▶ [Task prompt]: Go through the listing and write out each line exactly.

▶ [Material provided]:
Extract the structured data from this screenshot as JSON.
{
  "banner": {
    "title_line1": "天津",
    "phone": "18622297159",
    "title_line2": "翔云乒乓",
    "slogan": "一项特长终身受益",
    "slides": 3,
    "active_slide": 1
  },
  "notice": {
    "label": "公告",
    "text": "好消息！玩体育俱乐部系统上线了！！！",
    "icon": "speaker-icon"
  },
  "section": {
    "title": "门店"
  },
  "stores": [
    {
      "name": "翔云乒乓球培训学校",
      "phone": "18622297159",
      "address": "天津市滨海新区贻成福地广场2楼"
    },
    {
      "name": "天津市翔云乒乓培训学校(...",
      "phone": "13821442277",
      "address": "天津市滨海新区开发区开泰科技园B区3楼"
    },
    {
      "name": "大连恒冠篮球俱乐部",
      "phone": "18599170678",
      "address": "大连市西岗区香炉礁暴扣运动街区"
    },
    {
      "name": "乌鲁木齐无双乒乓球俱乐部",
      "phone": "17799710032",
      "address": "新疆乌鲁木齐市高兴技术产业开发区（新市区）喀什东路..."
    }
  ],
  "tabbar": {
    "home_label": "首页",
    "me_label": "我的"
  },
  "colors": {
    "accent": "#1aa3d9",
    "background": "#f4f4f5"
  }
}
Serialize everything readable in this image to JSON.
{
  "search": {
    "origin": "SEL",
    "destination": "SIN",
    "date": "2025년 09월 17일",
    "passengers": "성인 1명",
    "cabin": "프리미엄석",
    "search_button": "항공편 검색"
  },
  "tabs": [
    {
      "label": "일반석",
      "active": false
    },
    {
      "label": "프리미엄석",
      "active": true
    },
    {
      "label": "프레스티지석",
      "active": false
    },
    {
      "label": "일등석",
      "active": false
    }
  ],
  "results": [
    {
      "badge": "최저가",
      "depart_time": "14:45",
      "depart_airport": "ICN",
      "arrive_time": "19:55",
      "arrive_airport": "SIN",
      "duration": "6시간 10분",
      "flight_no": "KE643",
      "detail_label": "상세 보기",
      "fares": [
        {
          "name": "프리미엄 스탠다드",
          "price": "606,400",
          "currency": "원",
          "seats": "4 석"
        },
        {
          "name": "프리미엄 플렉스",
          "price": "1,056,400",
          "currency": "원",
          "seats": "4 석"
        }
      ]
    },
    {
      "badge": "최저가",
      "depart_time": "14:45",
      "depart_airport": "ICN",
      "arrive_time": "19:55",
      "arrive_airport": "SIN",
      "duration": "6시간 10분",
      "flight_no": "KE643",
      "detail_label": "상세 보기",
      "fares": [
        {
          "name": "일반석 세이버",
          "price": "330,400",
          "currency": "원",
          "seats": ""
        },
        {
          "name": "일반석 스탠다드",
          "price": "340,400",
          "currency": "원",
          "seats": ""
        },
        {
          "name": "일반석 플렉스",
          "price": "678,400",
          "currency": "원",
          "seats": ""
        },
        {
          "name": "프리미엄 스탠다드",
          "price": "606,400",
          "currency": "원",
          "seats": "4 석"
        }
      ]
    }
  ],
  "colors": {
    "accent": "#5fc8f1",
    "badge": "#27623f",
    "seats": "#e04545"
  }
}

▶ [Solution to this task]:
Extract the structured data from this screenshot as JSON.
{
  "banner": {
    "title_line1": "天津",
    "phone": "18622297159",
    "title_line2": "翔云乒乓",
    "slogan": "一项特长终身受益",
    "slides": 3,
    "active_slide": 1
  },
  "notice": {
    "label": "公告",
    "text": "好消息！玩体育俱乐部系统上线了！！！",
    "icon": "speaker-icon"
  },
  "section": {
    "title": "门店"
  },
  "stores": [
    {
      "name": "翔云乒乓球培训学校",
      "phone": "18622297159",
      "address": "天津市滨海新区贻成福地广场2楼"
    },
    {
      "name": "天津市翔云乒乓培训学校(...",
      "phone": "13821442277",
      "address": "天津市滨海新区开发区开泰科技园B区3楼"
    },
    {
      "name": "大连恒冠篮球俱乐部",
      "phone": "18599170678",
      "address": "大连市西岗区香炉礁暴扣运动街区"
    },
    {
      "name": "乌鲁木齐无双乒乓球俱乐部",
      "phone": "17799710032",
      "address": "新疆乌鲁木齐市高兴技术产业开发区（新市区）喀什东路..."
    }
  ],
  "tabbar": {
    "home_label": "首页",
    "me_label": "我的"
  },
  "colors": {
    "accent": "#1aa3d9",
    "background": "#f4f4f5"
  }
}
Serialize everything readable in this image to JSON.
{
  "search": {
    "origin": "SEL",
    "destination": "SIN",
    "date": "2025년 09월 17일",
    "passengers": "성인 1명",
    "cabin": "프리미엄석",
    "search_button": "항공편 검색"
  },
  "tabs": [
    {
      "label": "일반석",
      "active": false
    },
    {
      "label": "프리미엄석",
      "active": true
    },
    {
      "label": "프레스티지석",
      "active": false
    },
    {
      "label": "일등석",
      "active": false
    }
  ],
  "results": [
    {
      "badge": "최저가",
      "depart_time": "14:45",
      "depart_airport": "ICN",
      "arrive_time": "19:55",
      "arrive_airport": "SIN",
      "duration": "6시간 10분",
      "flight_no": "KE643",
      "detail_label": "상세 보기",
      "fares": [
        {
          "name": "프리미엄 스탠다드",
          "price": "606,400",
          "currency": "원",
          "seats": "4 석"
        },
        {
          "name": "프리미엄 플렉스",
          "price": "1,056,400",
          "currency": "원",
          "seats": "4 석"
        }
      ]
    },
    {
      "badge": "최저가",
      "depart_time": "14:45",
      "depart_airport": "ICN",
      "arrive_time": "19:55",
      "arrive_airport": "SIN",
      "duration": "6시간 10분",
      "flight_no": "KE643",
      "detail_label": "상세 보기",
      "fares": [
        {
          "name": "일반석 세이버",
          "price": "330,400",
          "currency": "원",
          "seats": ""
        },
        {
          "name": "일반석 스탠다드",
          "price": "340,400",
          "currency": "원",
          "seats": ""
        },
        {
          "name": "일반석 플렉스",
          "price": "678,400",
          "currency": "원",
          "seats": ""
        },
        {
          "name": "프리미엄 스탠다드",
          "price": "606,400",
          "currency": "원",
          "seats": "4 석"
        }
      ]
    }
  ],
  "colors": {
    "accent": "#5fc8f1",
    "badge": "#27623f",
    "seats": "#e04545"
  }
}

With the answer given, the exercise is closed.